EXERCISE REQUIREMENTS:
Reproduce each line from the records that holds "JSON".

GIVEN ENTRIES:
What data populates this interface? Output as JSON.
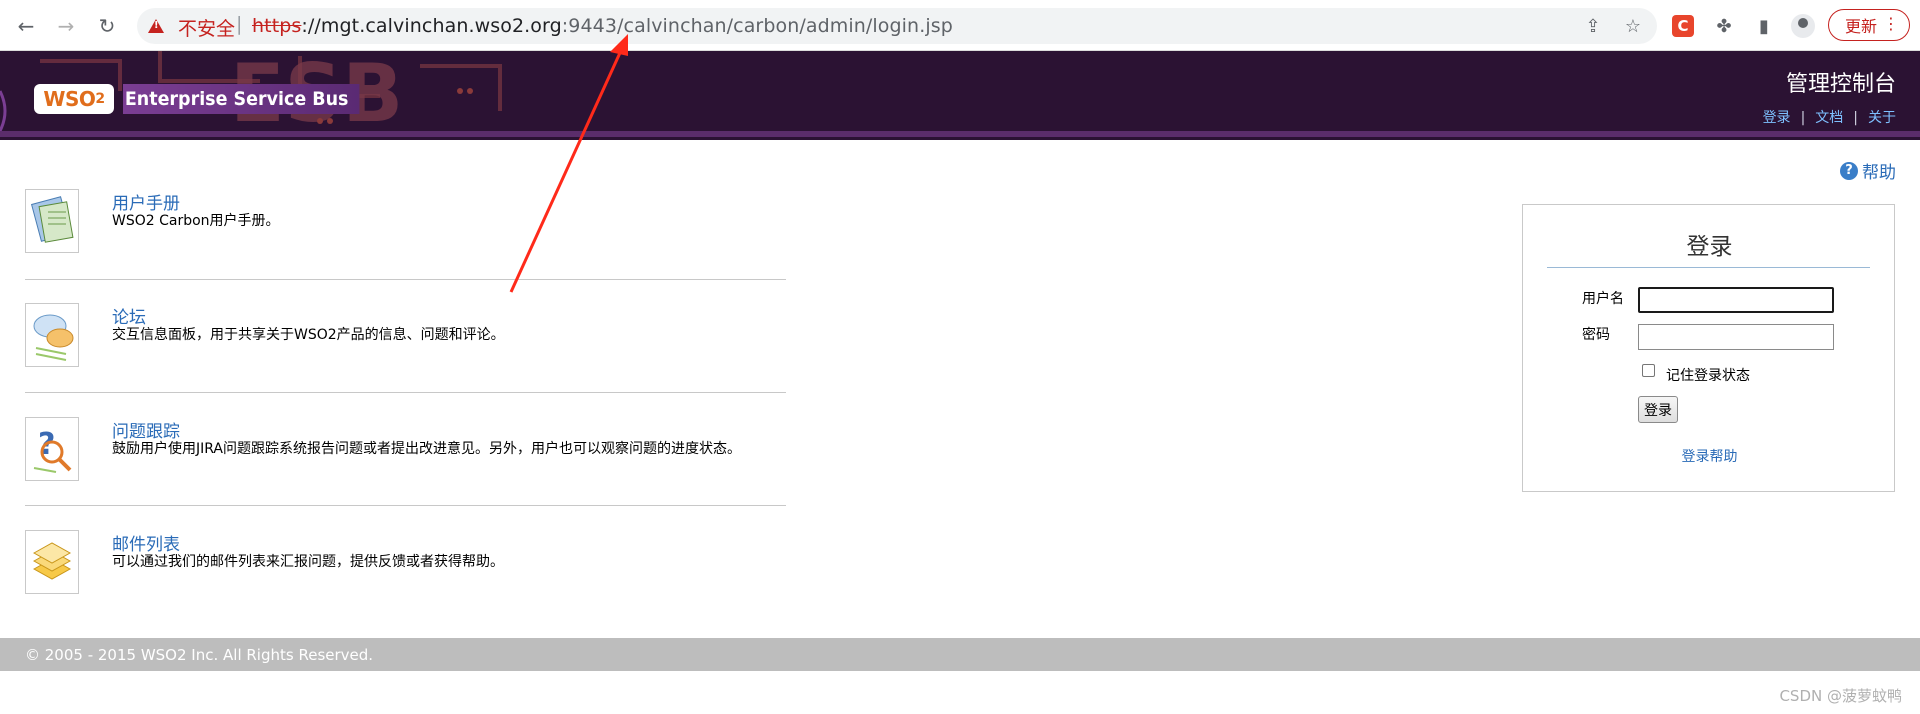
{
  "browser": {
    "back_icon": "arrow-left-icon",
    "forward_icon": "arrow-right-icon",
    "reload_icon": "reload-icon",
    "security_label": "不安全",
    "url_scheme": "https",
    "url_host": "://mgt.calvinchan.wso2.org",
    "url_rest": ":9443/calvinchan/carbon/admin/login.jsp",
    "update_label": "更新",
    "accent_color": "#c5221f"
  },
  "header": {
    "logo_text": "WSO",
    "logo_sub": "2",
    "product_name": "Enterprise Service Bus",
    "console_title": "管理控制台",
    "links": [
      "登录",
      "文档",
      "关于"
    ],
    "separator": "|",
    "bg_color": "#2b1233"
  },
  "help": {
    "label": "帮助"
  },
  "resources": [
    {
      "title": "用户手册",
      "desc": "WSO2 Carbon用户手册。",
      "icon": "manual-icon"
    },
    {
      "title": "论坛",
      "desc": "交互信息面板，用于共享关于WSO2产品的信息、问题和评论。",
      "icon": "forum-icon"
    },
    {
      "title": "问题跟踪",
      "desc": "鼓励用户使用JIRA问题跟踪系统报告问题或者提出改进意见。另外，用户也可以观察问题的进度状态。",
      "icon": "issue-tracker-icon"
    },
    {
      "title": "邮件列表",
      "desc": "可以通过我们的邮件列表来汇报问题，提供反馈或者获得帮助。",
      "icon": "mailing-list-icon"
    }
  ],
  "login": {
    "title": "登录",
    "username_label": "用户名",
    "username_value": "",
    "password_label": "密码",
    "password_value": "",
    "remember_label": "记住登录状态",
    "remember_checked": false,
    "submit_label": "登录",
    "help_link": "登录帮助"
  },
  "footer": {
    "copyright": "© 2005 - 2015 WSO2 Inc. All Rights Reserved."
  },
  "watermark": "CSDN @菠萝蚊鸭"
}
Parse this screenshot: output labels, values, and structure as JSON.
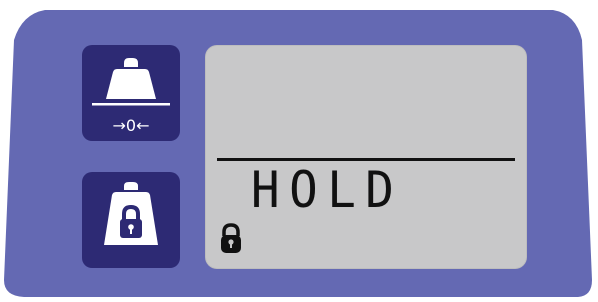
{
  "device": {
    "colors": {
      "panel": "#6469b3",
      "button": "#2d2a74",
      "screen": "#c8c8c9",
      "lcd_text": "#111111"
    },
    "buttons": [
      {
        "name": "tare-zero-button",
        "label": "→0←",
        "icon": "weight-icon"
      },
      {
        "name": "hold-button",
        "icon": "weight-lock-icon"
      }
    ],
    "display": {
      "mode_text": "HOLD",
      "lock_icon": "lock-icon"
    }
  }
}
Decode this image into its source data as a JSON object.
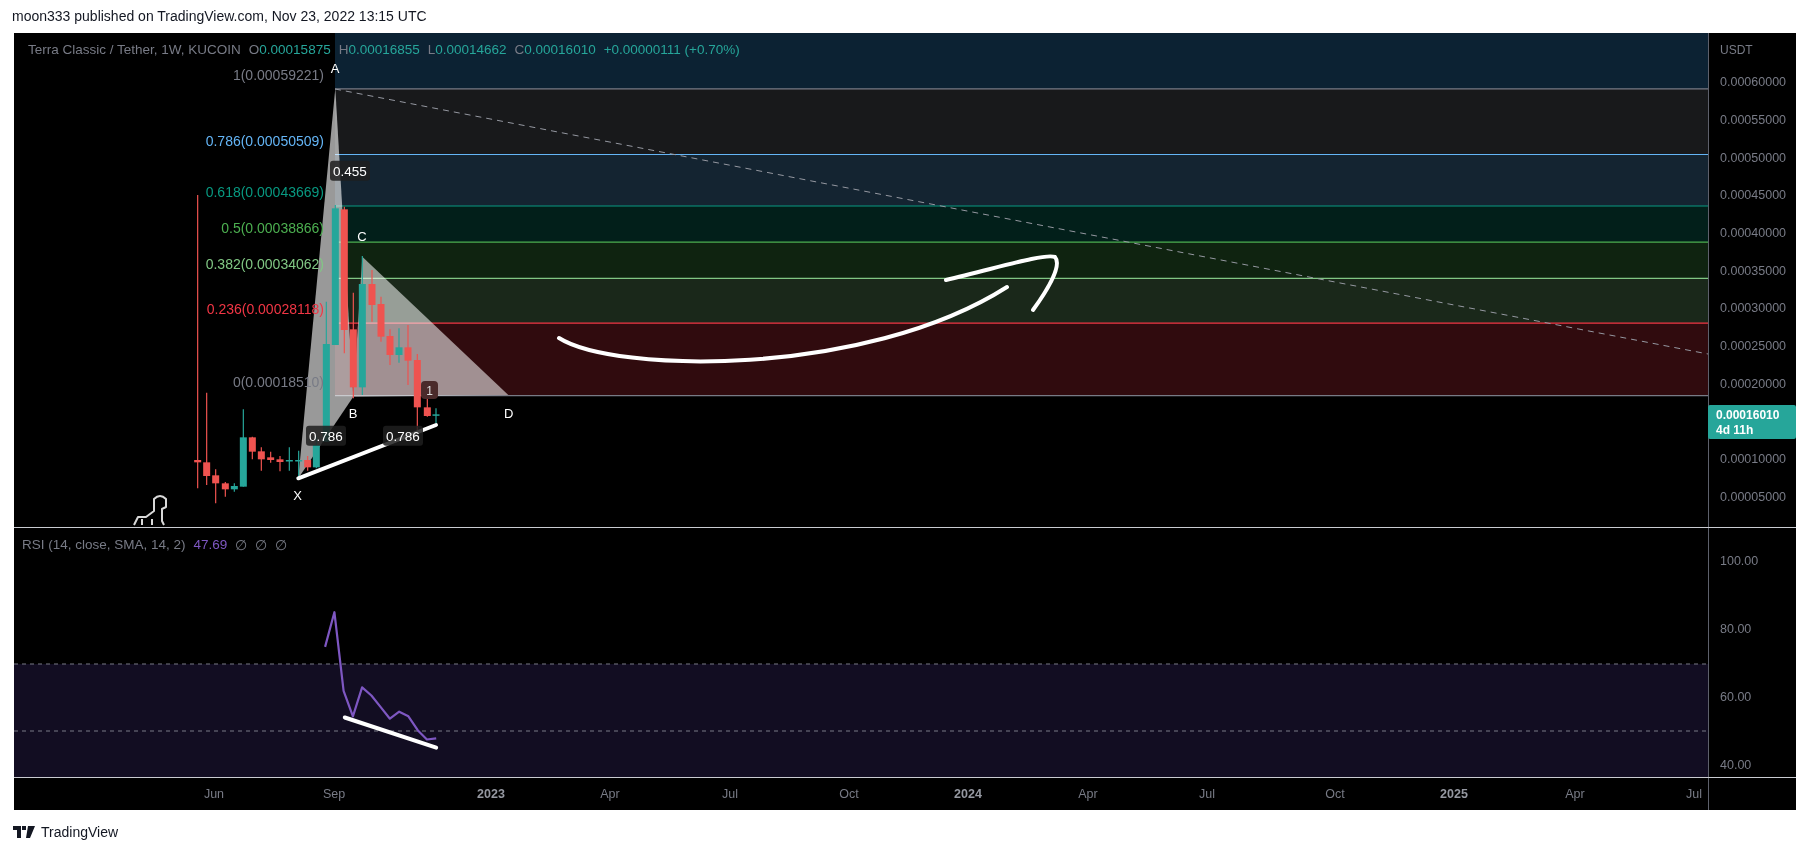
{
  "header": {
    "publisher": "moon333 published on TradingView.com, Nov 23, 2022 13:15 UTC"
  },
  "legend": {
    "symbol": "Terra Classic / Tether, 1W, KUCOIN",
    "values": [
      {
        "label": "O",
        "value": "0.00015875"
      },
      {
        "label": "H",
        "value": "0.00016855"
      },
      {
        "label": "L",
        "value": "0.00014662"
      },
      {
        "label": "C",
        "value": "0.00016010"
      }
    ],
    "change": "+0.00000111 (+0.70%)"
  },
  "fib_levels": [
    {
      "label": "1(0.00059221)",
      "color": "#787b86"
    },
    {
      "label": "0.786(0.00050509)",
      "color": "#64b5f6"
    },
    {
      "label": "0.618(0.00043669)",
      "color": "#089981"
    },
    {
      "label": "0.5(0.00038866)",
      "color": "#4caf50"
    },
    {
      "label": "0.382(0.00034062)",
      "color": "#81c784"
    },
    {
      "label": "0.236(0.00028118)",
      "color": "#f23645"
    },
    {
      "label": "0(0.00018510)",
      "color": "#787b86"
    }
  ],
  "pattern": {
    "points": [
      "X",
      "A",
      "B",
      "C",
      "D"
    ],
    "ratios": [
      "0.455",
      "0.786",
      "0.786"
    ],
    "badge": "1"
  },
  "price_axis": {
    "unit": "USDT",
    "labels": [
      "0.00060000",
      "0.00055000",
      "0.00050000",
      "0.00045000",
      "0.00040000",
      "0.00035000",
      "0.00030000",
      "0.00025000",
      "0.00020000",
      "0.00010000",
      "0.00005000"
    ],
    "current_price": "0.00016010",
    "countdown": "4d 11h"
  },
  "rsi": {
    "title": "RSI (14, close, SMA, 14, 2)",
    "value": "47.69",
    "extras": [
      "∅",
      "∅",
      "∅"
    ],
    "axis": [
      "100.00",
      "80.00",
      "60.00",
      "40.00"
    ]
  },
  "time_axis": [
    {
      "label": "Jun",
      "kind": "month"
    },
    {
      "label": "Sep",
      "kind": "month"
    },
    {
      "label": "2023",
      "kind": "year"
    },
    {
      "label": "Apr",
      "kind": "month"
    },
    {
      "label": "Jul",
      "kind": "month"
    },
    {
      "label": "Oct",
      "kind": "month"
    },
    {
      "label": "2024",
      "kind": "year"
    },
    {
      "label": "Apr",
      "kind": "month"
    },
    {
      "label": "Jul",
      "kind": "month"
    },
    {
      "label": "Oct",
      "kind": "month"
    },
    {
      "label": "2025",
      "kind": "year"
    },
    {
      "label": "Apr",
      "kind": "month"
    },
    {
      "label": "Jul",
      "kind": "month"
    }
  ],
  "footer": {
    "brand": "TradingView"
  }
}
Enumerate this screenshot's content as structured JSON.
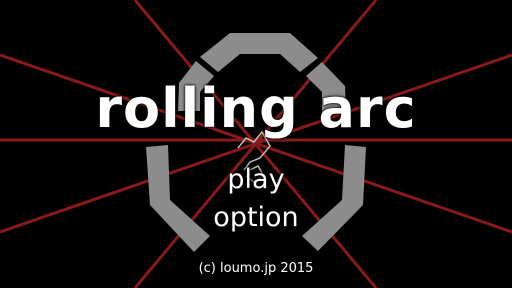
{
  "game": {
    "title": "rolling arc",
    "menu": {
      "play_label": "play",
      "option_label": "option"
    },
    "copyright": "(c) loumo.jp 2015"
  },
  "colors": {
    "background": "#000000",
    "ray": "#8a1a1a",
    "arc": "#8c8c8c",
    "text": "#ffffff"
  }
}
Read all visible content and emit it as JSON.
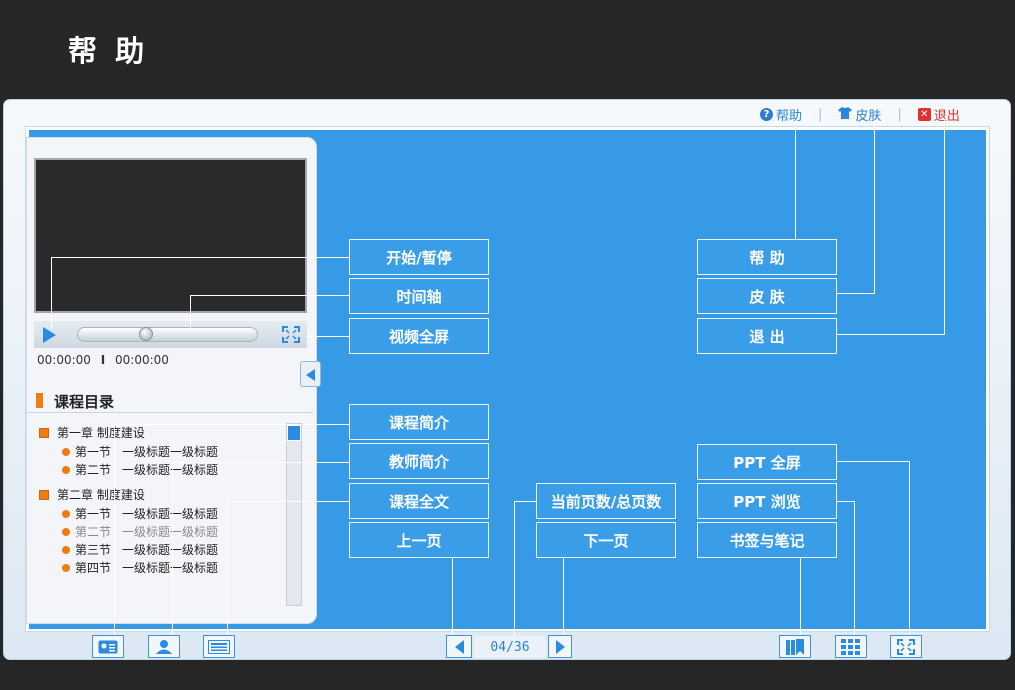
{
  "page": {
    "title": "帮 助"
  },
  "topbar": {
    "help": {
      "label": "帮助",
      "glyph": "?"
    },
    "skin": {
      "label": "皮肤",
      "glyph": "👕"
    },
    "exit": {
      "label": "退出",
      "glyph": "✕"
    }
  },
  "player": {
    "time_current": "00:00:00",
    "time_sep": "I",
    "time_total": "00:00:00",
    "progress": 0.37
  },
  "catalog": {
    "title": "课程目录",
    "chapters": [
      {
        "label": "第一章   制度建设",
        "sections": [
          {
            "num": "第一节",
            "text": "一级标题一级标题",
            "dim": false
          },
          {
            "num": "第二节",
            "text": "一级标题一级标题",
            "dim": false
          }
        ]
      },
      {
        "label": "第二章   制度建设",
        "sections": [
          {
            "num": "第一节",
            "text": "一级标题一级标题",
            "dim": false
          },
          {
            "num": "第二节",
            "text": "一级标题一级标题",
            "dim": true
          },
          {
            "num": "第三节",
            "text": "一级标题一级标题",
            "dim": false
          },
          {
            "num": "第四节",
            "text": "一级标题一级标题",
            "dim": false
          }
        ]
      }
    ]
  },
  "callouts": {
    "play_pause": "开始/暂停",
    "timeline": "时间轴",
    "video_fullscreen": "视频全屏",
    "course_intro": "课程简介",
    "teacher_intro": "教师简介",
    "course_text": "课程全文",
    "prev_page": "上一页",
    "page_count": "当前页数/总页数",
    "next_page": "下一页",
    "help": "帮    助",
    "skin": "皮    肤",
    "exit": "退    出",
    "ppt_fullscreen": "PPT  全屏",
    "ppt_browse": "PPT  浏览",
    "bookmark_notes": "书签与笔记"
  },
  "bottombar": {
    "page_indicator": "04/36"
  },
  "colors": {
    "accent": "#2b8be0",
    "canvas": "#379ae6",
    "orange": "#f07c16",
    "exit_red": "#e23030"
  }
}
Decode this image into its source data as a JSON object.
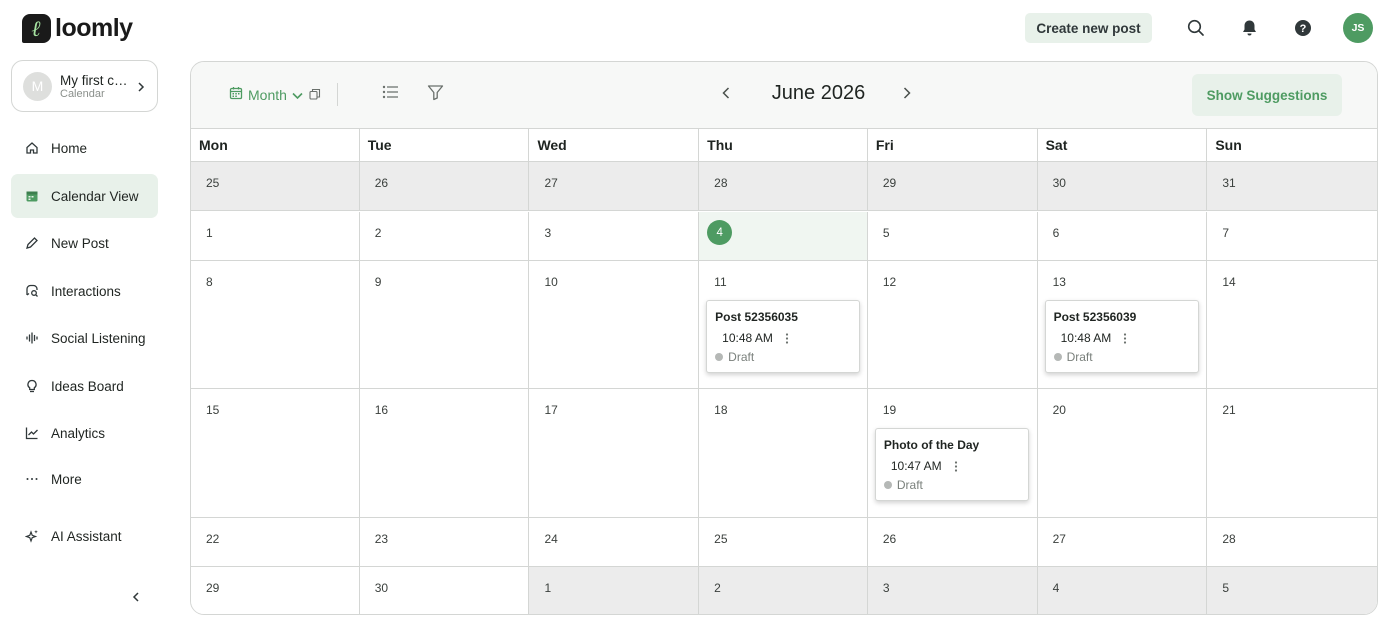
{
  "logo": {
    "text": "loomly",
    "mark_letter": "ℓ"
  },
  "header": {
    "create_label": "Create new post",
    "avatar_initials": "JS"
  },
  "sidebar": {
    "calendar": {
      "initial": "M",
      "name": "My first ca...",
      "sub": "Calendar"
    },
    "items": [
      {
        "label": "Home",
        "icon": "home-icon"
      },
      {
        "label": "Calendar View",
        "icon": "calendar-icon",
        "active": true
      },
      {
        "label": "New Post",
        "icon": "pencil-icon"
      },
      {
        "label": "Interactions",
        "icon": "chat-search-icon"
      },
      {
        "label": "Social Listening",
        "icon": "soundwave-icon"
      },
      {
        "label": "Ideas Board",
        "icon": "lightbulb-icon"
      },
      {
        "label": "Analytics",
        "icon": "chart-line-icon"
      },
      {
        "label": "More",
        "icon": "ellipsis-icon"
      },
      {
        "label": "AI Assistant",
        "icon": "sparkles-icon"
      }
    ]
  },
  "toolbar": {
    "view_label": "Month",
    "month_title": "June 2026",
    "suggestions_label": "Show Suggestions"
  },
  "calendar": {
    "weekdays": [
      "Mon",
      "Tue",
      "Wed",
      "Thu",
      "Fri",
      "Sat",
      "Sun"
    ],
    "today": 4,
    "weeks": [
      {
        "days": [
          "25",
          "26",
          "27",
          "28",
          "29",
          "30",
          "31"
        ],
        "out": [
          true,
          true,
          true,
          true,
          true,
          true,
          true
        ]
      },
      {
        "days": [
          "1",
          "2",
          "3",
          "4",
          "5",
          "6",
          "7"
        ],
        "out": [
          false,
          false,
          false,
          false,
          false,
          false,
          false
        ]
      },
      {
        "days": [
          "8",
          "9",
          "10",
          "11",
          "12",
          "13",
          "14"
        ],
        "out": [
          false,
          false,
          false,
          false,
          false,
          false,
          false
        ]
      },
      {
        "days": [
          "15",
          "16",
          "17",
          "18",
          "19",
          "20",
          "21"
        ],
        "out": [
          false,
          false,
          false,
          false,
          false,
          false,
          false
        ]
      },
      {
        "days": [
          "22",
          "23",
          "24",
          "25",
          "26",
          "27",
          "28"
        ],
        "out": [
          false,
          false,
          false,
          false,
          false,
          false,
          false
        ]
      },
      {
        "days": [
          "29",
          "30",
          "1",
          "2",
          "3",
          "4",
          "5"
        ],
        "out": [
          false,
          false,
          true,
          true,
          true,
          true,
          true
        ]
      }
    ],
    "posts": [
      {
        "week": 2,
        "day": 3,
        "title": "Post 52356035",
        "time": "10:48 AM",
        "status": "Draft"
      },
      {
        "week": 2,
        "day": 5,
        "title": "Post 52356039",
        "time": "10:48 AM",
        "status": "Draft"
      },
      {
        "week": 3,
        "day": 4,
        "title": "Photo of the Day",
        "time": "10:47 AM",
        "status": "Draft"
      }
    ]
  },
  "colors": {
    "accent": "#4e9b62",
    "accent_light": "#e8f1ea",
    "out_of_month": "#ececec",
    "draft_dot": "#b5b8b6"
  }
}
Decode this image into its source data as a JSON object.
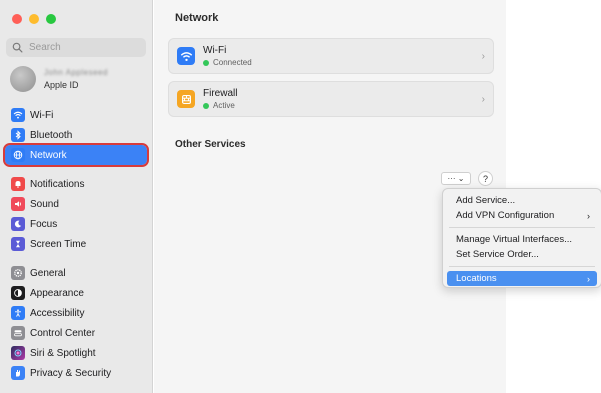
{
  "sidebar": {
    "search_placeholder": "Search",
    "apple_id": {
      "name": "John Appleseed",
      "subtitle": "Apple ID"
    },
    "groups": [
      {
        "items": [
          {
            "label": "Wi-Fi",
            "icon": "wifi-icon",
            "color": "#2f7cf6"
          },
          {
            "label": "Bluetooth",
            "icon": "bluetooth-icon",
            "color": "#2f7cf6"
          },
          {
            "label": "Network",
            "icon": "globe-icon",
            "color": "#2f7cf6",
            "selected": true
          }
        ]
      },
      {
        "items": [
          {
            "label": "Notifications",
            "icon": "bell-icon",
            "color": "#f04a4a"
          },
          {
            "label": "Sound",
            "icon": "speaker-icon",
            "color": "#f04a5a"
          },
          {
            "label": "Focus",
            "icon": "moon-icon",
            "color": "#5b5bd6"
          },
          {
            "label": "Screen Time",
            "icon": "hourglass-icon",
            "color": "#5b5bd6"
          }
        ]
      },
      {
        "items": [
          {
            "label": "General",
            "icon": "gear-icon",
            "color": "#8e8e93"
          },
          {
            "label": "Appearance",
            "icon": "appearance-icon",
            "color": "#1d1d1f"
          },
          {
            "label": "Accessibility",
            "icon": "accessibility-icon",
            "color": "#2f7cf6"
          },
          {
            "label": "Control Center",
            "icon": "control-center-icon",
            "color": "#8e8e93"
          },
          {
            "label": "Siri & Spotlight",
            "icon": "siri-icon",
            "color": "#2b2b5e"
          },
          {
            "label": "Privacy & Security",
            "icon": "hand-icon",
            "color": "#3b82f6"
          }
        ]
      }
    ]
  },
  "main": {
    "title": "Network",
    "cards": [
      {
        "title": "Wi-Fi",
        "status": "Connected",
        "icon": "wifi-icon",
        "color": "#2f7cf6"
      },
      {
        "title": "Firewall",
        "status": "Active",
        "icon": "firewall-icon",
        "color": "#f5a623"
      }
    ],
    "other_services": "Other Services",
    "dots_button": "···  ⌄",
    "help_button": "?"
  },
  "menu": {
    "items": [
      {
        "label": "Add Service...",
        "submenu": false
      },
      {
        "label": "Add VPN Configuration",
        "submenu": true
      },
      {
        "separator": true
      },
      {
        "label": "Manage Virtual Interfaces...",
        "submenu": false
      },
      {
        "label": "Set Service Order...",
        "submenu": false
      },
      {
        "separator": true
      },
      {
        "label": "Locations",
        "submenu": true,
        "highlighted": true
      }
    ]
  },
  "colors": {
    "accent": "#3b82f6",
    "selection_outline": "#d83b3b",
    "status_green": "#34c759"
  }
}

ANSWER:
What data populates this interface? Output as JSON.
Parse this screenshot: output labels, values, and structure as JSON.
Decode this image into its source data as a JSON object.
Enumerate this screenshot's content as structured JSON.
Read all visible content and emit it as JSON.
Decode this image into its source data as a JSON object.
Decode this image into its source data as a JSON object.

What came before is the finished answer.